A public broadcaster was needed to provide a space for differing views to be heard and shared without becoming hateful, Ferguson said, singling out Q&A as one such program, and referring to her work investigating the effects of domestic violence in Australia. She also recounted an experience covering a speech by Pauline Hanson in the early 2000s, when protesters made it impossible for the then MP’s speech to be heard. “Let her speak, I thought then. You have to listen — if you can’t allow the possibility she may have points to make, the divide between us widens.”
The rise of Hanson, and her hatred of the media, mirrors that of Trump, says Ferguson. “Now in her second coming, she echoes Trumps attacks on the media and in particular the ABC — for the moment refusing to appear on the ABC at all.”
Now Senator Pauline Hanson is trying to use cuts to the ABC as a bargaining chip with the government on media reform, with her senators claiming it is biased against the One Nation party.
While the ABC isn’t an antidote to all political or societal issues, its role in unifying the country and a place for debate was central to Ferguson’s thesis.
“We have seen some of the same fractures opening up here in Australia. The national broadcaster exists to balance them — a broadcaster that reaches into all regions, reflecting the whole country. It seems to me it plays a central unifying role. “
There was also thinly veiled reference to comments by commercial media bosses about the role of the ABC in the digital space. “Limiting the ABC in the digital world is a patent absurdity. As a national broadcaster, we must go where the public goes.”
Last month News Corp boss Michael Miller said the ABC was encroaching on the ability of commercial media companies to make a profit. “The ABC and SBS are becoming more and more aggressive commercial competitors who are determined to join the ranks of digital streaming services rather than meet the unmet needs of Australia, and particularly, regional Australia,” he said.
Ferguson made the case for both a strong public broadcaster and a digitally active one, warning that more Australians would feel “forgotten” if it is allowed to be targeted

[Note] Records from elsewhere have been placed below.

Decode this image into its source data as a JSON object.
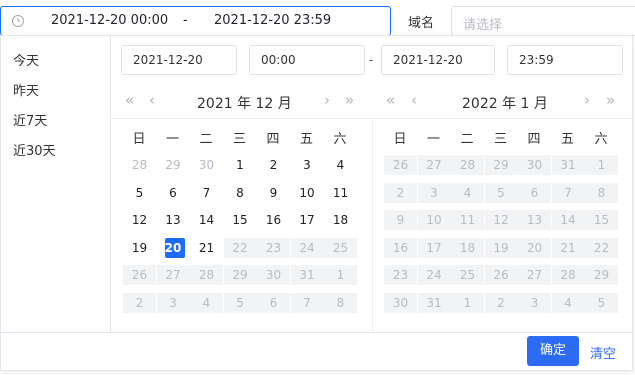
{
  "range_input": {
    "start": "2021-12-20 00:00",
    "separator": "-",
    "end": "2021-12-20 23:59"
  },
  "domain": {
    "label": "域名",
    "placeholder": "请选择"
  },
  "shortcuts": [
    "今天",
    "昨天",
    "近7天",
    "近30天"
  ],
  "fields": {
    "start_date": "2021-12-20",
    "start_time": "00:00",
    "separator": "-",
    "end_date": "2021-12-20",
    "end_time": "23:59"
  },
  "left_month": {
    "title": "2021 年 12 月",
    "weekdays": [
      "日",
      "一",
      "二",
      "三",
      "四",
      "五",
      "六"
    ],
    "rows": [
      [
        "28",
        "29",
        "30",
        "1",
        "2",
        "3",
        "4"
      ],
      [
        "5",
        "6",
        "7",
        "8",
        "9",
        "10",
        "11"
      ],
      [
        "12",
        "13",
        "14",
        "15",
        "16",
        "17",
        "18"
      ],
      [
        "19",
        "20",
        "21",
        "22",
        "23",
        "24",
        "25"
      ],
      [
        "26",
        "27",
        "28",
        "29",
        "30",
        "31",
        "1"
      ],
      [
        "2",
        "3",
        "4",
        "5",
        "6",
        "7",
        "8"
      ]
    ]
  },
  "right_month": {
    "title": "2022 年 1 月",
    "weekdays": [
      "日",
      "一",
      "二",
      "三",
      "四",
      "五",
      "六"
    ],
    "rows": [
      [
        "26",
        "27",
        "28",
        "29",
        "30",
        "31",
        "1"
      ],
      [
        "2",
        "3",
        "4",
        "5",
        "6",
        "7",
        "8"
      ],
      [
        "9",
        "10",
        "11",
        "12",
        "13",
        "14",
        "15"
      ],
      [
        "16",
        "17",
        "18",
        "19",
        "20",
        "21",
        "22"
      ],
      [
        "23",
        "24",
        "25",
        "26",
        "27",
        "28",
        "29"
      ],
      [
        "30",
        "31",
        "1",
        "2",
        "3",
        "4",
        "5"
      ]
    ]
  },
  "nav_icons": {
    "prev_year": "«",
    "prev_month": "‹",
    "next_month": "›",
    "next_year": "»"
  },
  "buttons": {
    "confirm": "确定",
    "clear": "清空"
  },
  "colors": {
    "accent": "#1e6cff",
    "in_range_bg": "#f2f3f5",
    "dim_text": "#b7bbc2"
  }
}
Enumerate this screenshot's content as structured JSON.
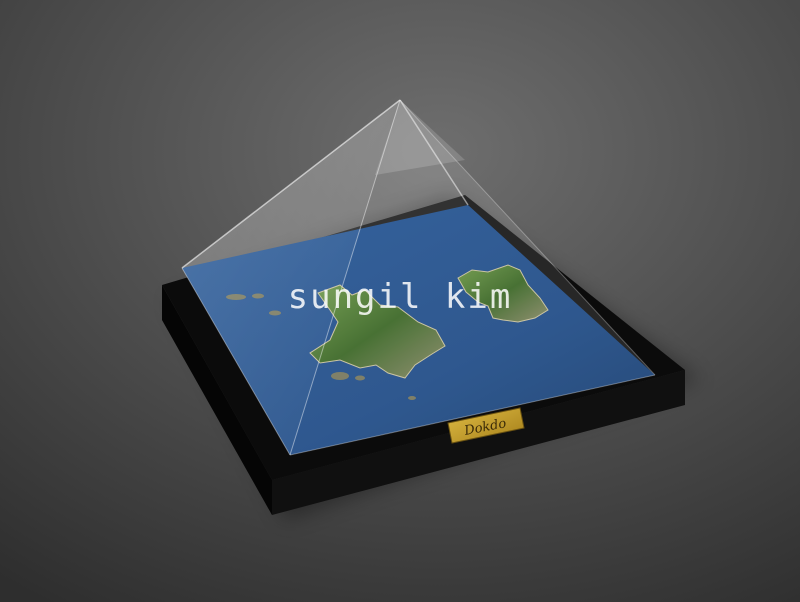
{
  "scene": {
    "subject": "glass-pyramid-island-model",
    "colors": {
      "background_light": "#6e6e6e",
      "background_dark": "#2e2e2e",
      "base": "#0b0b0b",
      "sea": "#24508a",
      "land": "#4f7a34",
      "plaque": "#c9a22a"
    }
  },
  "watermark": {
    "text": "sungil kim"
  },
  "plaque": {
    "text": "Dokdo"
  }
}
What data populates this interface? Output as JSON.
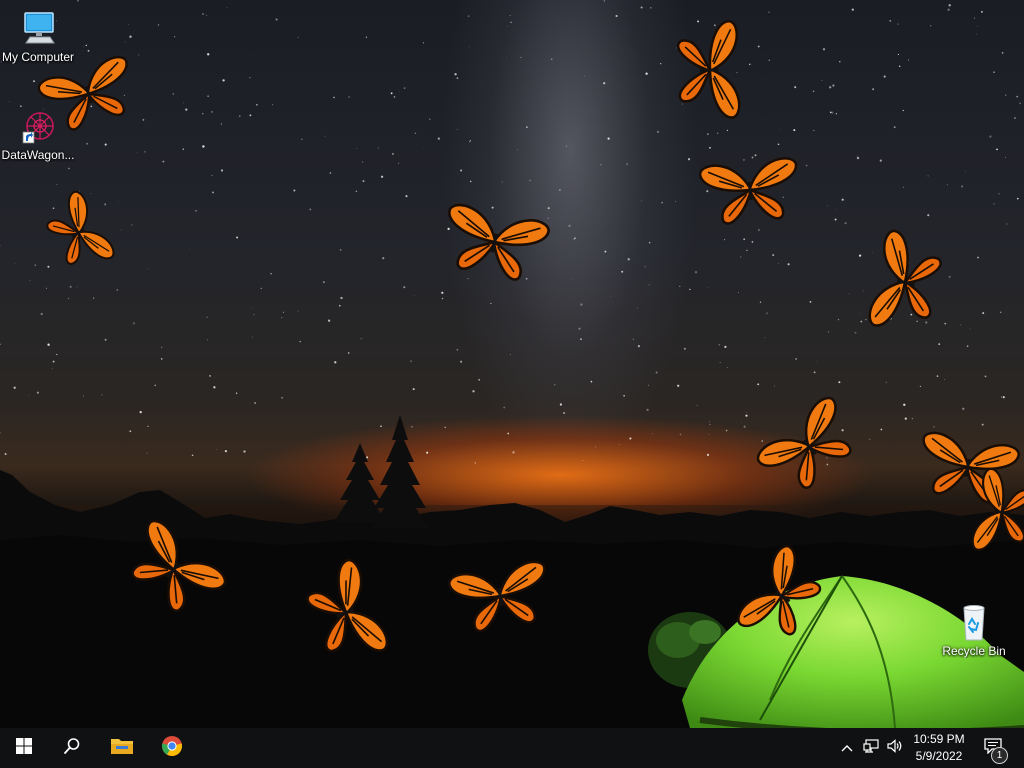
{
  "desktop": {
    "icons": [
      {
        "label": "My Computer",
        "icon": "monitor-icon"
      },
      {
        "label": "DataWagon...",
        "icon": "datawagon-shortcut-icon"
      },
      {
        "label": "Recycle Bin",
        "icon": "recycle-bin-icon"
      }
    ],
    "wallpaper": "night-sky-tent-butterflies"
  },
  "taskbar": {
    "start": {
      "icon": "windows-logo-icon"
    },
    "search": {
      "icon": "search-icon"
    },
    "pinned": [
      {
        "name": "File Explorer",
        "icon": "folder-icon"
      },
      {
        "name": "Google Chrome",
        "icon": "chrome-icon"
      }
    ],
    "tray": {
      "icons": [
        "chevron-up-icon",
        "network-icon",
        "volume-icon"
      ],
      "time": "10:59 PM",
      "date": "5/9/2022",
      "notifications_icon": "notification-icon",
      "notifications_count": "1"
    }
  },
  "colors": {
    "taskbar_bg": "#101113",
    "butterfly_orange": "#f07a10",
    "tent_green": "#6fd22b",
    "accent_blue": "#1a9ae0"
  }
}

“Donald Trump claims to speak for the forgotten Americans, there is some evidence that the statement is true. The ABCs job to make sure we hear them and see them. This has nothing to do with platform, it doesn’t matter how you read, hear or see this material as long as you do. “